The Bay Area remains one of the least affordable regions in the country for teachers looking to buy or rent a house or apartment. The median teacher pay in San Francisco and the East Bay is about $86,000, and about $90,000 in the San Jose metro area, according to a recent study by online broker Redfin. The Bay Area median home price now exceeds $1 million, and rents have returned to pre-pandemic levels.
Redfin estimates a typical single teacher would find it nearly impossible to fit housing costs into a budget and still have money left over for groceries and living expenses.
Efforts to build teacher housing in San Jose have stalled with the pandemic, and charitable efforts by Facebook and others have had limited impact on the growing problem, teacher advocates say.
The need hits particularly hard in the Jefferson Union High School District, which encompasses Daly City, Brisbane, Pacifica and Colma. The district has the lowest salaries in San Mateo County and loses about one-quarter of its staff every year, administrators say.

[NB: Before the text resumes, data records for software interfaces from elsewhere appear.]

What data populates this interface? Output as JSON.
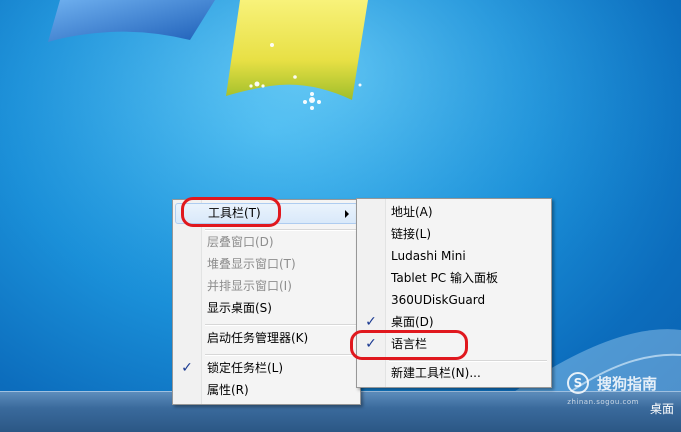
{
  "context_menu": {
    "items": [
      {
        "label": "工具栏(T)"
      },
      {
        "label": "层叠窗口(D)"
      },
      {
        "label": "堆叠显示窗口(T)"
      },
      {
        "label": "并排显示窗口(I)"
      },
      {
        "label": "显示桌面(S)"
      },
      {
        "label": "启动任务管理器(K)"
      },
      {
        "label": "锁定任务栏(L)"
      },
      {
        "label": "属性(R)"
      }
    ]
  },
  "toolbar_submenu": {
    "items": [
      {
        "label": "地址(A)"
      },
      {
        "label": "链接(L)"
      },
      {
        "label": "Ludashi Mini"
      },
      {
        "label": "Tablet PC 输入面板"
      },
      {
        "label": "360UDiskGuard"
      },
      {
        "label": "桌面(D)"
      },
      {
        "label": "语言栏"
      },
      {
        "label": "新建工具栏(N)..."
      }
    ]
  },
  "check_glyph": "✓",
  "taskbar": {
    "desktop_label": "桌面"
  },
  "watermark": {
    "logo": "S",
    "text": "搜狗指南",
    "subtext": "zhinan.sogou.com"
  },
  "colors": {
    "highlight_ring": "#e0181e",
    "check": "#1b3a92"
  }
}
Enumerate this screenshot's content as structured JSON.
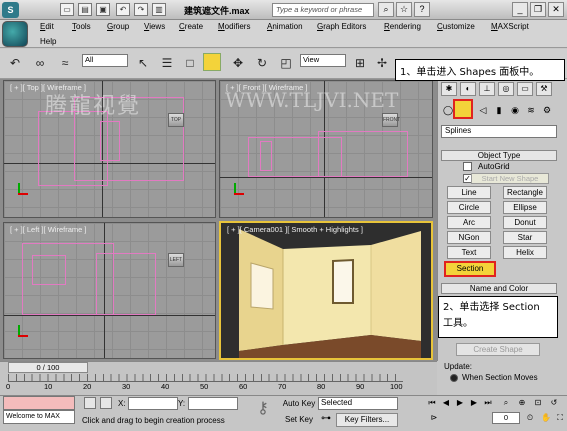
{
  "window": {
    "title": "建筑遮文件.max",
    "search_placeholder": "Type a keyword or phrase"
  },
  "menu": [
    "Edit",
    "Tools",
    "Group",
    "Views",
    "Create",
    "Modifiers",
    "Animation",
    "Graph Editors",
    "Rendering",
    "Customize",
    "MAXScript",
    "Help"
  ],
  "toolbar": {
    "filter_value": "All",
    "refcoord_value": "View"
  },
  "callouts": {
    "step1": "1、单击进入 Shapes 面板中。",
    "step2_line1": "2、单击选择 Section",
    "step2_line2": "工具。"
  },
  "viewports": {
    "top": "[ + ][ Top ][ Wireframe ]",
    "front": "[ + ][ Front ][ Wireframe ]",
    "left": "[ + ][ Left ][ Wireframe ]",
    "camera": "[ + ][ Camera001 ][ Smooth + Highlights ]",
    "top_cube": "TOP",
    "front_cube": "FRONT",
    "left_cube": "LEFT"
  },
  "watermark": {
    "left": "腾龍视覺",
    "right": "WWW.TLJVI.NET"
  },
  "command_panel": {
    "category": "Splines",
    "object_type_title": "Object Type",
    "autogrid_label": "AutoGrid",
    "start_new_shape": "Start New Shape",
    "buttons": [
      "Line",
      "Rectangle",
      "Circle",
      "Ellipse",
      "Arc",
      "Donut",
      "NGon",
      "Star",
      "Text",
      "Helix"
    ],
    "section_button": "Section",
    "name_color_title": "Name and Color",
    "create_shape": "Create Shape",
    "update_label": "Update:",
    "update_option": "When Section Moves"
  },
  "timeline": {
    "frame_slider": "0 / 100",
    "ticks": [
      "0",
      "10",
      "20",
      "30",
      "40",
      "50",
      "60",
      "70",
      "80",
      "90",
      "100"
    ]
  },
  "status": {
    "welcome": "Welcome to MAX",
    "prompt": "Click and drag to begin creation process",
    "x_label": "X:",
    "y_label": "Y:",
    "autokey": "Auto Key",
    "setkey": "Set Key",
    "selected_value": "Selected",
    "key_filters": "Key Filters...",
    "frame_value": "0"
  }
}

The high turnover hinders efforts to strengthen instruction and keep veteran teachers in classrooms, said district superintendent Toni Presta. “We can’t pay the salaries,” Presta said, noting that most other districts in the county are boosted by a tax base resting on major biotech and tech companies. “Our goal is really to raise a funding stream for the district.”

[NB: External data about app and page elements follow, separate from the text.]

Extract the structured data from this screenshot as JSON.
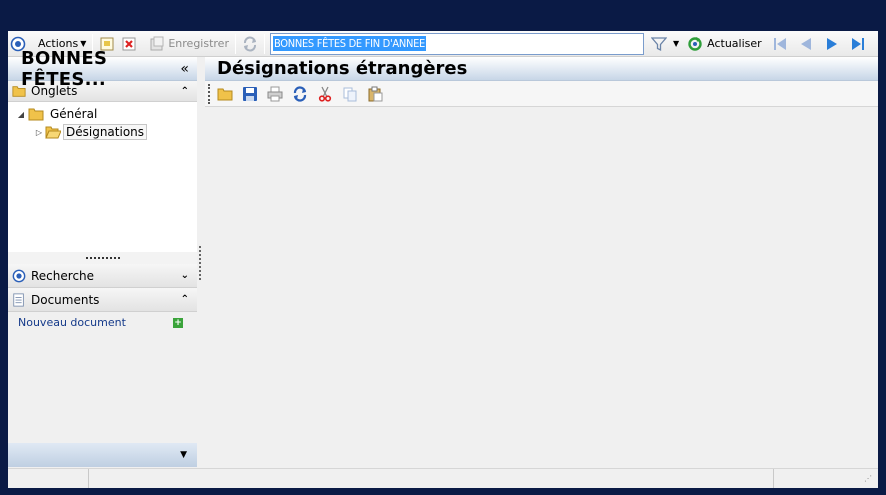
{
  "toolbar": {
    "actions_label": "Actions",
    "save_label": "Enregistrer",
    "search_value": "BONNES FÊTES DE FIN D'ANNEE",
    "refresh_label": "Actualiser"
  },
  "left_panel": {
    "title": "BONNES FÊTES...",
    "collapse_glyph": "«",
    "tabs_header": "Onglets",
    "tree": [
      {
        "label": "Général",
        "expanded": true
      },
      {
        "label": "Désignations",
        "expanded": false,
        "selected": true
      }
    ],
    "search_header": "Recherche",
    "documents_header": "Documents",
    "new_document_link": "Nouveau document"
  },
  "right_panel": {
    "title": "Désignations étrangères"
  },
  "icons": [
    "target-icon",
    "new-icon",
    "delete-icon",
    "save-icon",
    "refresh-icon",
    "filter-icon",
    "nav-first-icon",
    "nav-prev-icon",
    "nav-next-icon",
    "nav-last-icon",
    "folder-icon",
    "print-icon",
    "cut-icon",
    "copy-icon",
    "paste-icon"
  ],
  "colors": {
    "desktop": "#0a1a45",
    "header_gradient": "#c7d6e7",
    "selection": "#3399ff",
    "nav_blue": "#2a7ed8"
  }
}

The district’s plan consists of two parts: initial construction of 122 subsidized apartments for Jefferson Union teachers and staff, and a second, broader proposal for roughly 1,200 units, including high-rise apartment towers, walking trails and shops.
Construction on the teacher housing has begun, and the apartments are expected to open in the spring. At least one-third of the districts’ employees have expressed interest.

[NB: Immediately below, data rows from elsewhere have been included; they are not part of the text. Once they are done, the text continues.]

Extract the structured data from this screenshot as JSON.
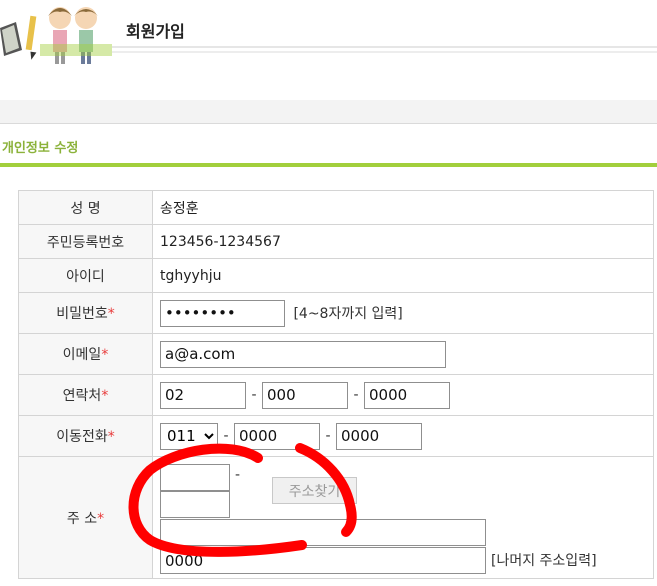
{
  "header": {
    "title": "회원가입"
  },
  "section": {
    "title": "개인정보 수정"
  },
  "colors": {
    "accent_green": "#a2cf3c",
    "section_title": "#8bb23a",
    "required": "#e83b3b",
    "annotation_red": "#ff0000"
  },
  "form": {
    "name": {
      "label": "성 명",
      "value": "송정훈"
    },
    "rrn": {
      "label": "주민등록번호",
      "value": "123456-1234567"
    },
    "userid": {
      "label": "아이디",
      "value": "tghyyhju"
    },
    "password": {
      "label": "비밀번호",
      "required": "*",
      "value": "••••••••",
      "hint": "[4~8자까지 입력]"
    },
    "email": {
      "label": "이메일",
      "required": "*",
      "value": "a@a.com"
    },
    "phone": {
      "label": "연락처",
      "required": "*",
      "part1": "02",
      "part2": "000",
      "part3": "0000",
      "sep": "-"
    },
    "mobile": {
      "label": "이동전화",
      "required": "*",
      "carrier": "011",
      "part2": "0000",
      "part3": "0000",
      "sep": "-"
    },
    "address": {
      "label": "주 소",
      "required": "*",
      "zip1": "",
      "zip2": "",
      "zip_sep": "-",
      "search_button": "주소찾기",
      "addr1": "",
      "addr2": "0000",
      "hint": "[나머지 주소입력]"
    }
  },
  "icons": {
    "logo": "children-with-book-logo"
  }
}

But the major expansion on the 22-acre campus would put an apartment tower on the site of the community garden.
To some, the collection of flowers beds, trees, and vegetables serves as an Edenic retreat for community members and students. To others, it’s a ramshackle patch on the former site of school tennis courts, mostly neglected until the recent controversy flared.
Debbie Santiago, who until recently lived near the garden, said she enjoyed the space for 10 years. She led the online petition to save a property she could once see from her balcony.
Having a shared, pastoral space has provided solace for residents during the pandemic, Santiago said. She also values the personal connection to the earth that’s central to her native heritage from the Washoe Tribe.
“We honor all living things,” Santiago said, adding that the district could make the project work and spare the garden. “There’s room for the garden, and there’s still room to have other housing.”
The Loma Prieta chapter of the Sierra Club opposes the project, too. In a letter to the City Council, the group urged a redesign “as a transit-oriented project that includes the existing community garden in its current location as a community benefit.”
But district leaders and educators point to the pressing need to develop new income for the district, including a bolstered tax base and what’s expected to be millions of dollars in annual lease payments from the property’s eventual developer.
The project was scheduled to be considered by the City Council this fall, but the hearing has been delayed to January as council members wrestled with the issue.
In September, council members sought more information about how affordable the units will be and expressed concern about preserving the garden. “You can’t just move it,” said councilmember Pamela DiGiovanni. “That’s impossible.”
Alex Melendrez, a housing activist with Peninsula for Everyone, said a large coalition of housing and education groups support the plan but seem to be hitting a familiar wall. “The district is bending over backwards to meet the concerns of a very small minority,” he said.
Presta said the garden has become a destination for homeless residents, and the district has discouraged students from gathering there to tend one of the small vegetable beds.
She’s also hoping for a compromise. “We’re really open to building what works for the community,” Presta said. A new garden in a different location has been included in the plan, but, she said, “It is going to be smaller.”